Directions for this task
Report every line of the data that includes "Landroid".

Records from a dataset
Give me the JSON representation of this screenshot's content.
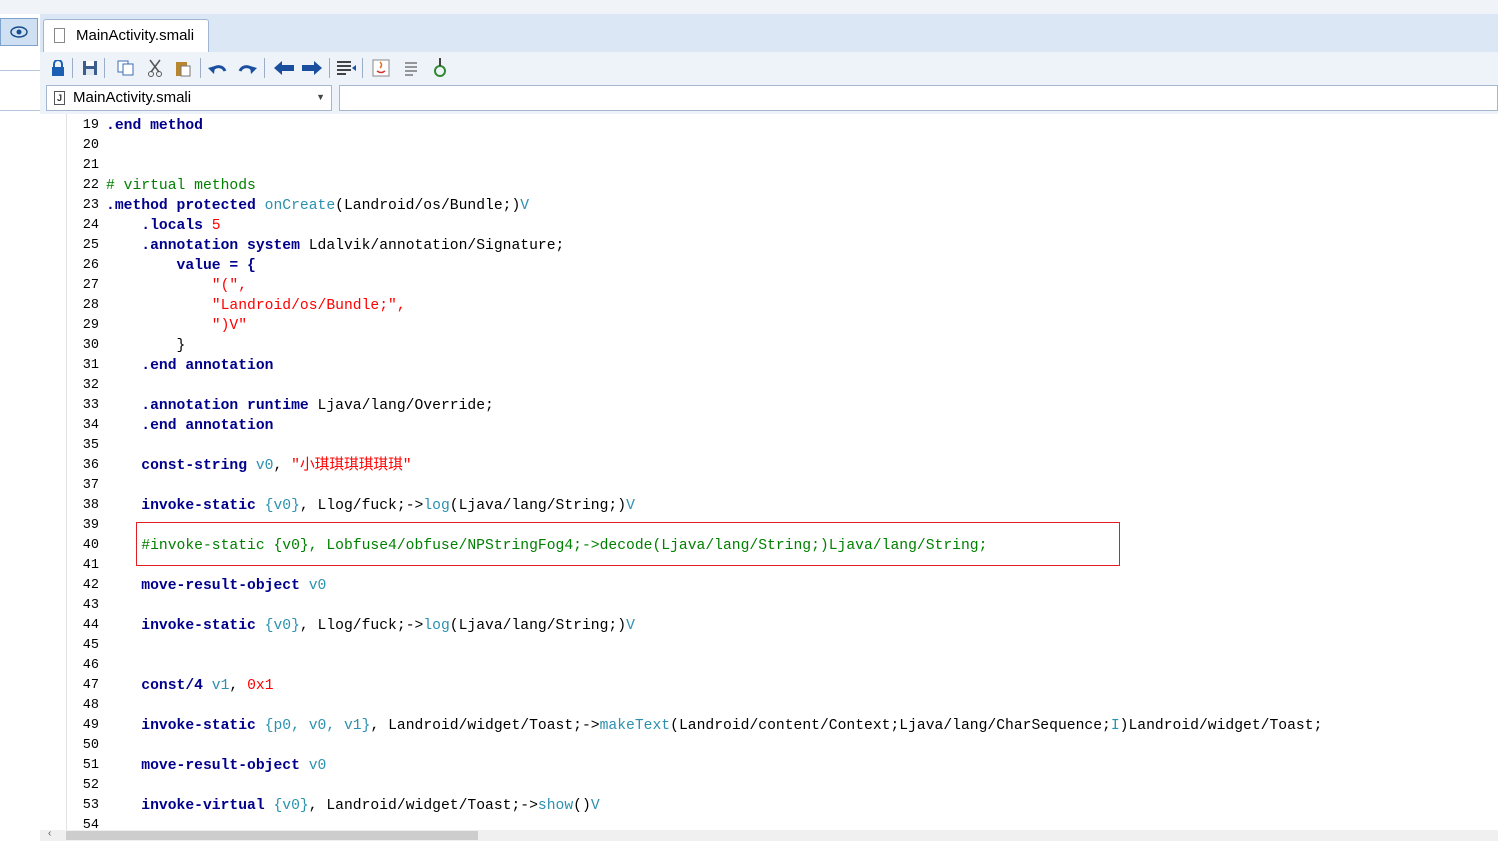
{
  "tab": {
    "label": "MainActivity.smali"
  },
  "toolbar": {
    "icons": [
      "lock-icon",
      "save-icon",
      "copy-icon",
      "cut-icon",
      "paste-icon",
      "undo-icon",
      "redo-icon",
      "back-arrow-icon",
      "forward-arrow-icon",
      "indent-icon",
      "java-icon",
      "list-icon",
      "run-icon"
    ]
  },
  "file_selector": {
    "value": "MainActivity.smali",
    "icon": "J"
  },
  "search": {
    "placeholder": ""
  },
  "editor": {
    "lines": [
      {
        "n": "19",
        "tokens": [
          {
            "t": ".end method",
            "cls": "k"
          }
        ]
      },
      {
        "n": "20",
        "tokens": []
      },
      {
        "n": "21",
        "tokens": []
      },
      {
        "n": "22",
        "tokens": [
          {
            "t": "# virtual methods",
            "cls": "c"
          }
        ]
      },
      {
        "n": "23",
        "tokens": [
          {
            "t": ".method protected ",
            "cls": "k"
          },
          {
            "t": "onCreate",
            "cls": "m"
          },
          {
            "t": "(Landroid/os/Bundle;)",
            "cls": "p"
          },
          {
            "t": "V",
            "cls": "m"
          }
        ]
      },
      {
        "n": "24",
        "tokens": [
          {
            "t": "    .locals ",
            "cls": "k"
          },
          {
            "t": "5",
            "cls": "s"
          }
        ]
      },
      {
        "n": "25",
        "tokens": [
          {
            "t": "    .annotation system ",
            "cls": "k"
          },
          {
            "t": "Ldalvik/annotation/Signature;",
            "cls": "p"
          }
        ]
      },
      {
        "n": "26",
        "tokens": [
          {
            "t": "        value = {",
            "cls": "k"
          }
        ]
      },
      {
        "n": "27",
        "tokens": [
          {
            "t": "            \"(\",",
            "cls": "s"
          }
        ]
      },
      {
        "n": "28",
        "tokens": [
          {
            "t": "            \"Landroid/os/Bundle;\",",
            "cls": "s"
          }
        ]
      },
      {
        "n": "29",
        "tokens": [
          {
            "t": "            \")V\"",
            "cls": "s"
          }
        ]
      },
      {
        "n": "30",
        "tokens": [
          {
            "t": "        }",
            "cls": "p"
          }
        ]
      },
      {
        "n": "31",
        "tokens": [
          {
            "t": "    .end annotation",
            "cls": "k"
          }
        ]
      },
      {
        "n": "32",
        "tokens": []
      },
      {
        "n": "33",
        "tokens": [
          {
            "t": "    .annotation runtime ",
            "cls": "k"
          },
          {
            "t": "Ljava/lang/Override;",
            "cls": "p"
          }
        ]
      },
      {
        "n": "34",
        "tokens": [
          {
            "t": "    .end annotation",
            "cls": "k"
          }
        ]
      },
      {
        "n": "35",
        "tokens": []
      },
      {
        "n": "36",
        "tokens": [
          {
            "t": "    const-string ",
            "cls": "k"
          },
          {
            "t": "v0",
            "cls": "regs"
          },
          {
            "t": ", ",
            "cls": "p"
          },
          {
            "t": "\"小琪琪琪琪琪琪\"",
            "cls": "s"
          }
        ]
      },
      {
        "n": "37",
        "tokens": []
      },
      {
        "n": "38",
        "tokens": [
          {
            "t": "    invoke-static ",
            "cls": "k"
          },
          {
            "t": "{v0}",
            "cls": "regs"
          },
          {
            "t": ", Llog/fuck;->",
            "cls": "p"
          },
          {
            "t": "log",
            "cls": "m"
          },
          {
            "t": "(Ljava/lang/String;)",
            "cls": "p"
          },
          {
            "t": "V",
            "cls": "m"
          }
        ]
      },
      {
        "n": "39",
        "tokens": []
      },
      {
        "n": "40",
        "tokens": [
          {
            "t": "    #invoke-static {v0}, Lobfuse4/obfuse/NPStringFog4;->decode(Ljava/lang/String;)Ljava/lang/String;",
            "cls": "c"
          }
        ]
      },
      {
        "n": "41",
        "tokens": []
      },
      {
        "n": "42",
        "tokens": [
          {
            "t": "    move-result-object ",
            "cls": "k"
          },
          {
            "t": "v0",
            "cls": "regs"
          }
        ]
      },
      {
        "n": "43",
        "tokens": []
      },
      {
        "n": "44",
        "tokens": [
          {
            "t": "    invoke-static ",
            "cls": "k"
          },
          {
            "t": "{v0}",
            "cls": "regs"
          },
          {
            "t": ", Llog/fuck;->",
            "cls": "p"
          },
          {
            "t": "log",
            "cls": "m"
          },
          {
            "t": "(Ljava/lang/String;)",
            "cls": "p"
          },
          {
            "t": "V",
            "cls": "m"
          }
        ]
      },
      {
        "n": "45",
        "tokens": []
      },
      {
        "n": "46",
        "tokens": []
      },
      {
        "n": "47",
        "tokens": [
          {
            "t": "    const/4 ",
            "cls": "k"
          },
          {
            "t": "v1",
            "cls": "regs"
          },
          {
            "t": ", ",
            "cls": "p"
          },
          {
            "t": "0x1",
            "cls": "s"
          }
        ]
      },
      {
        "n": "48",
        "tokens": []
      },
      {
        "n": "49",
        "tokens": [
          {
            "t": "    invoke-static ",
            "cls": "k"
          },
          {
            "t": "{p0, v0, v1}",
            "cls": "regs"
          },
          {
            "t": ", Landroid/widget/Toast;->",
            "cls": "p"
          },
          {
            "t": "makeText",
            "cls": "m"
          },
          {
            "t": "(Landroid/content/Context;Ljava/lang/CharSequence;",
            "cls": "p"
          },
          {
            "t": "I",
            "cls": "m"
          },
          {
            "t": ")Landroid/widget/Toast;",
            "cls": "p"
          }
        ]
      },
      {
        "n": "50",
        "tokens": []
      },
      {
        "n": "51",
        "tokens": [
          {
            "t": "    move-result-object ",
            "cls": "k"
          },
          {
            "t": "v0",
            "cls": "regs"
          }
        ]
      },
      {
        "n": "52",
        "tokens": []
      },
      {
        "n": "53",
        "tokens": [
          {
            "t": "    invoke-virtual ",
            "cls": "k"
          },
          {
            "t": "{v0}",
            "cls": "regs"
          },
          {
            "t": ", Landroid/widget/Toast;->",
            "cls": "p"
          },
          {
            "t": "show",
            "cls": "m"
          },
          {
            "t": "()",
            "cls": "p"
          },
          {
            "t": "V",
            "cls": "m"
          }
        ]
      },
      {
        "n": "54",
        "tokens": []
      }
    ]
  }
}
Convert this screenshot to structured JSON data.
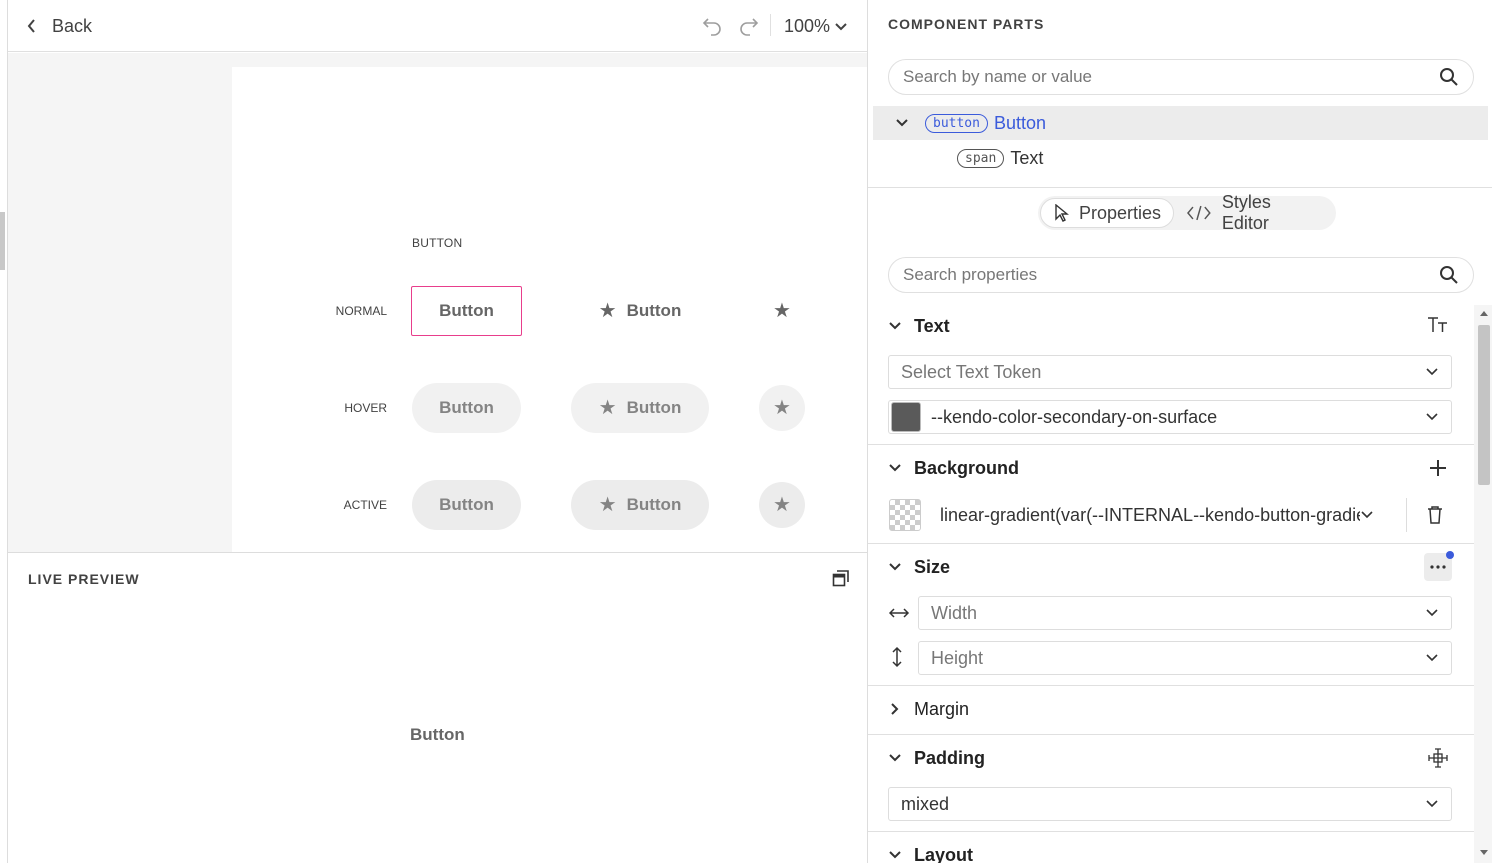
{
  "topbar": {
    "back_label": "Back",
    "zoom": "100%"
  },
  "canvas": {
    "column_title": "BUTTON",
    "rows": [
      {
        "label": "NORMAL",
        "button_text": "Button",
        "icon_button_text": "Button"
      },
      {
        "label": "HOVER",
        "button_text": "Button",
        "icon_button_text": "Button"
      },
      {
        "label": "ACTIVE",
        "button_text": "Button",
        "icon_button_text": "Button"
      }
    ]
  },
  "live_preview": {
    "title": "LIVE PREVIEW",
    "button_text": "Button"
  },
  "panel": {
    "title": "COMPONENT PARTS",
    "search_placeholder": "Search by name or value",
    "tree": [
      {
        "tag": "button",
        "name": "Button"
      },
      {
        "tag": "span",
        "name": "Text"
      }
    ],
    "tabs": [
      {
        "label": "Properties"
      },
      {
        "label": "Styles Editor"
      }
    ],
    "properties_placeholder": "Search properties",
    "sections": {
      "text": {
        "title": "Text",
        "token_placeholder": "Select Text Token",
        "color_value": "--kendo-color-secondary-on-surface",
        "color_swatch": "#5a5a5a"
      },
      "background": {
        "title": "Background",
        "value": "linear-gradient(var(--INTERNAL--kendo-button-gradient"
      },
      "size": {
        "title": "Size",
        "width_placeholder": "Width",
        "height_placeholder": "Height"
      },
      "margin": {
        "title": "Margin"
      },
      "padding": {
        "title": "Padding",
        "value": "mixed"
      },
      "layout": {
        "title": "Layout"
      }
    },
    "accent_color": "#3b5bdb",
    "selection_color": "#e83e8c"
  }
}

Problem solution
            "t": "(Landroid/os/Bundle;)",
            "t": "            \"Landroid/os/Bundle;\",",
            "t": ", Landroid/widget/Toast;->",
            "t": "(Landroid/content/Context;Ljava/lang/CharSequence;",
            "t": ")Landroid/widget/Toast;",
            "t": ", Landroid/widget/Toast;->",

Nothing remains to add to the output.